Indians making most from longest gold price slump since 1999New Delhi/Mumbai/Kolkata/Bengaluru: Even as gold may be losing its sheen in the global market, logging its longest weekly loss in prices since 1999, the yellow metal still seems to be in favour across India with
New Delhi/Mumbai/Kolkata/Bengaluru: Even as gold may be losing its sheen in the global market, logging its longest weekly loss in prices since 1999, the yellow metal still seems to be in favour across India with low prices luring people to buy, stakeholders said.
If the footfalls at the India International Jewellery Show in Mumbai that concluded on Aug 11 is any indication, some brisk buying in gold has been reported. While the metal may no longer be an investment option, its lure has still not faded away from people's psyche, experts added.

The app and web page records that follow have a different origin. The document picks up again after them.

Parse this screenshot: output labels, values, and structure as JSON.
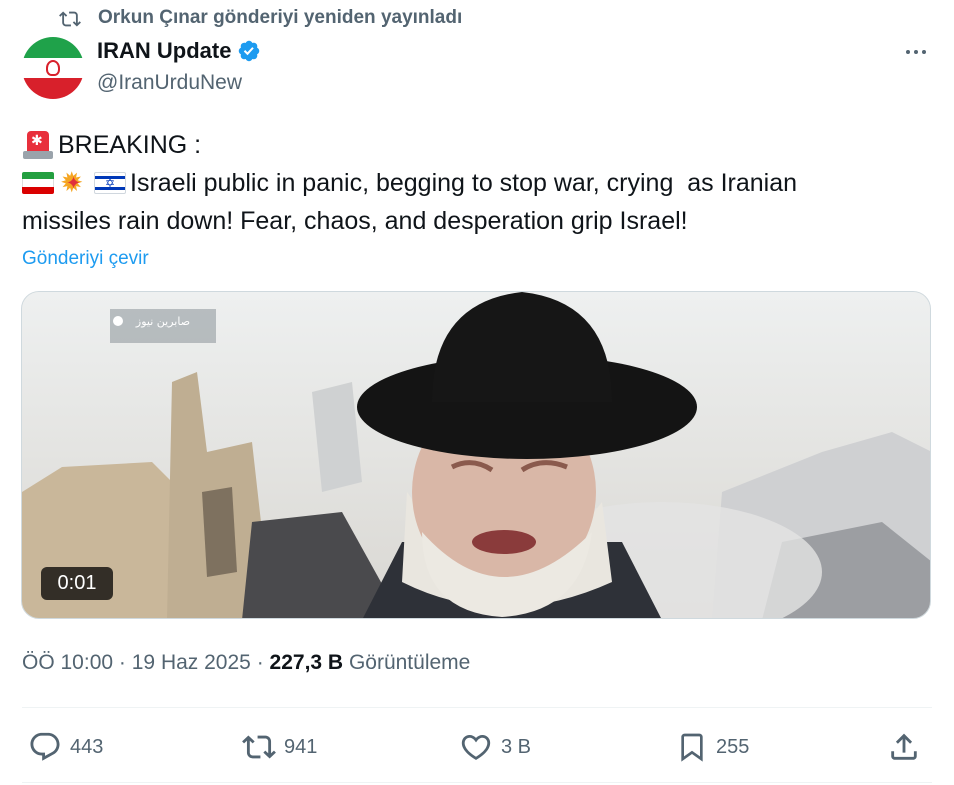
{
  "repost": {
    "text": "Orkun Çınar gönderiyi yeniden yayınladı"
  },
  "author": {
    "name": "IRAN Update",
    "handle": "@IranUrduNew"
  },
  "tweet": {
    "line1": "BREAKING :",
    "line2": "Israeli public in panic, begging to stop war, crying  as Iranian",
    "line3": "missiles rain down! Fear, chaos, and desperation grip Israel!",
    "emojis": [
      "siren-emoji",
      "iran-flag-emoji",
      "explosion-emoji",
      "israel-flag-emoji"
    ]
  },
  "translate_label": "Gönderiyi çevir",
  "media": {
    "duration": "0:01",
    "watermark": "صابرین نیوز"
  },
  "meta": {
    "time": "ÖÖ 10:00",
    "sep1": "·",
    "date": "19 Haz 2025",
    "sep2": "·",
    "views": "227,3 B",
    "views_label": "Görüntüleme"
  },
  "actions": {
    "replies": "443",
    "reposts": "941",
    "likes": "3 B",
    "bookmarks": "255"
  },
  "colors": {
    "link": "#1d9bf0",
    "secondary_text": "#536471",
    "primary_text": "#0f1419",
    "verified": "#1d9bf0"
  }
}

"If prices stabilise at these levels, we expect gold sales will be good during the Diwali season. People are not buying gold bars and coins as an investment option," said Premjit Sengupta, chief marketing officer of Senco Gold in Kolkata. But the demand for jewellery was good, he added.
From a peak of $1,900 per ounce in September 2011, spot gold prices dipped to a new five-year low of $1,086 in global markets past week, breaching the $1,100 barrier on signs of a recovery in the US economy, a fall in unemployment there and stock and debt marketing offering better returns.
This has resulted in the gold import bill for India, among the top three consumers of gold in the world, going down but demand remained robust. According to the World Gold Council, the demand in India in 2015 is expected at around 900-1,000 tonnes, against 891.5 tonnes in 2014.
Rajesh Khosla, managing director of MMTC-PAMP India, a gold and silver refining and minting joint venture between India's state-run metals major and a reputed Swiss bullion brand, gold imports in fiscal 2015-16 could fall as much as 18% to $28 billion or so.
"With the price of gold decreasing from $1,250 to $1,100 per ounce in the past six months, import bill has decreased substantially. Thereby it has reduced stress on the current account deficit," said Rajosik Banerjee, partner with KPMG in India, told IANS.
"This will give more flexibility to the Reserve Bank of India to handle interest rates. Further, this price scenario may also lead to some realignment of portfolios," he added.
Drawing comfort from the footfalls at the Mumbai exhibition, Pankaj Parekh, former vice-chairman, Gems and Jewellery Export Promotion Council, told IANS: "We are experiencing phenomenal sales throughout the country."
He said the situation was only going to improve in the coming months, as the festive season will be in full swing and people who have been waiting for prices to fall more will take some decisions. "Globally, people have stopped buying. But in India they are waiting for prices to come within range."
Sengupta sought to explain the reason why the past week has seen a slight slump in sales. "This is only normal, given how gold prices are reacting to market forces," he said, adding that since the consumer's interest is in jewellery, and not bars or coins, people are waiting for the festive season.
Litle wonder Khosla estimates India's gold imports in July at 70-75 million tonnes, as against 57 tonnes in June. "Jewellers have started stocking up for the festive season."